[Problem details]
Among these entries, how many lines contain "title"? Say the number and nothing else.

[Study material]
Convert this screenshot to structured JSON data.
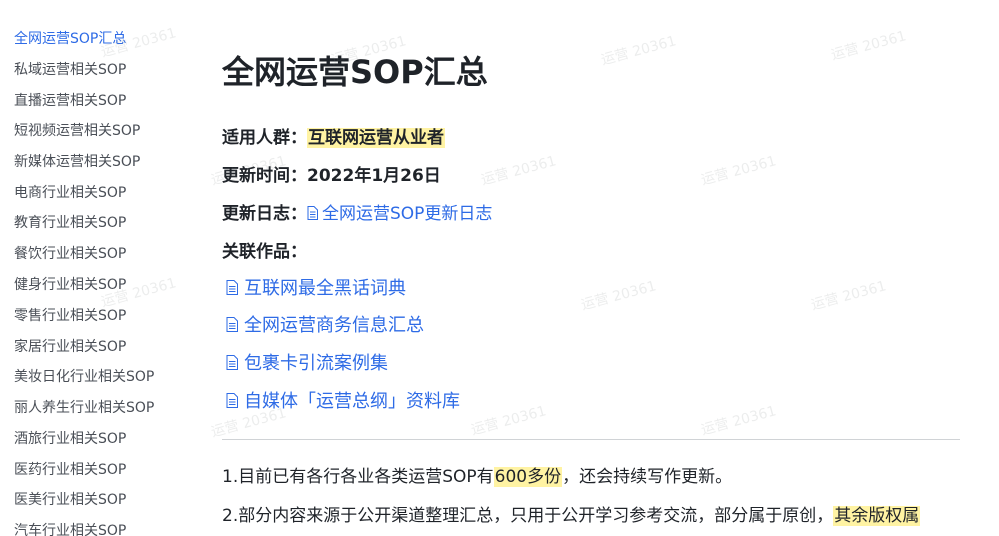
{
  "sidebar": {
    "items": [
      {
        "label": "全网运营SOP汇总",
        "active": true
      },
      {
        "label": "私域运营相关SOP"
      },
      {
        "label": "直播运营相关SOP"
      },
      {
        "label": "短视频运营相关SOP"
      },
      {
        "label": "新媒体运营相关SOP"
      },
      {
        "label": "电商行业相关SOP"
      },
      {
        "label": "教育行业相关SOP"
      },
      {
        "label": "餐饮行业相关SOP"
      },
      {
        "label": "健身行业相关SOP"
      },
      {
        "label": "零售行业相关SOP"
      },
      {
        "label": "家居行业相关SOP"
      },
      {
        "label": "美妆日化行业相关SOP"
      },
      {
        "label": "丽人养生行业相关SOP"
      },
      {
        "label": "酒旅行业相关SOP"
      },
      {
        "label": "医药行业相关SOP"
      },
      {
        "label": "医美行业相关SOP"
      },
      {
        "label": "汽车行业相关SOP"
      }
    ]
  },
  "main": {
    "title": "全网运营SOP汇总",
    "audience_label": "适用人群：",
    "audience_value": "互联网运营从业者",
    "updated_label": "更新时间：",
    "updated_value": "2022年1月26日",
    "log_label": "更新日志：",
    "log_link": "全网运营SOP更新日志",
    "related_label": "关联作品：",
    "related_links": [
      "互联网最全黑话词典",
      "全网运营商务信息汇总",
      "包裹卡引流案例集",
      "自媒体「运营总纲」资料库"
    ],
    "para1_a": "1.目前已有各行各业各类运营SOP有",
    "para1_hl": "600多份",
    "para1_b": "，还会持续写作更新。",
    "para2_a": "2.部分内容来源于公开渠道整理汇总，只用于公开学习参考交流，部分属于原创，",
    "para2_hl": "其余版权属"
  },
  "watermark_text": "运营 20361",
  "colors": {
    "accent": "#2e6be6",
    "highlight": "#fff3a3",
    "text": "#1f2329"
  },
  "icons": {
    "doc": "document-icon"
  }
}
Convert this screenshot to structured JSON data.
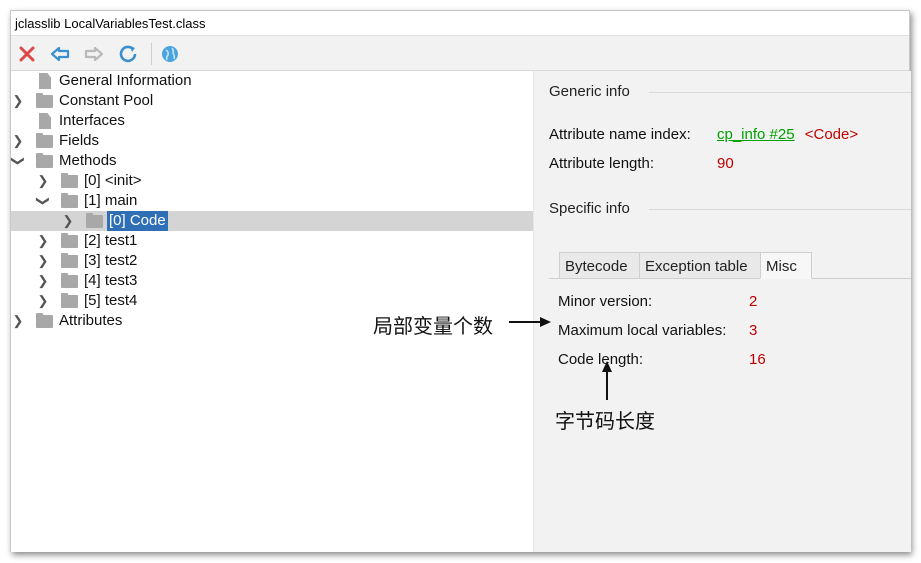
{
  "window": {
    "title": "jclasslib LocalVariablesTest.class"
  },
  "toolbar": {
    "buttons": [
      {
        "name": "close",
        "icon": "close-icon"
      },
      {
        "name": "back",
        "icon": "back-arrow-icon"
      },
      {
        "name": "forward",
        "icon": "forward-arrow-icon"
      },
      {
        "name": "reload",
        "icon": "reload-icon"
      },
      {
        "name": "browser",
        "icon": "globe-icon"
      }
    ]
  },
  "tree": {
    "general": "General Information",
    "constant_pool": "Constant Pool",
    "interfaces": "Interfaces",
    "fields": "Fields",
    "methods": "Methods",
    "m0": "[0] <init>",
    "m1": "[1] main",
    "m1_code": "[0] Code",
    "m2": "[2] test1",
    "m3": "[3] test2",
    "m4": "[4] test3",
    "m5": "[5] test4",
    "attributes": "Attributes"
  },
  "generic": {
    "title": "Generic info",
    "name_index_label": "Attribute name index:",
    "name_index_link": "cp_info #25",
    "name_index_value": "<Code>",
    "length_label": "Attribute length:",
    "length_value": "90"
  },
  "specific": {
    "title": "Specific info",
    "tabs": [
      "Bytecode",
      "Exception table",
      "Misc"
    ],
    "active_tab": "Misc",
    "minor_label": "Minor version:",
    "minor_value": "2",
    "max_locals_label": "Maximum local variables:",
    "max_locals_value": "3",
    "code_length_label": "Code length:",
    "code_length_value": "16"
  },
  "annotations": {
    "max_locals": "局部变量个数",
    "code_length": "字节码长度"
  },
  "colors": {
    "value_red": "#c00000",
    "link_green": "#00a000",
    "selection": "#2f6fb6"
  }
}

[Expected output]
4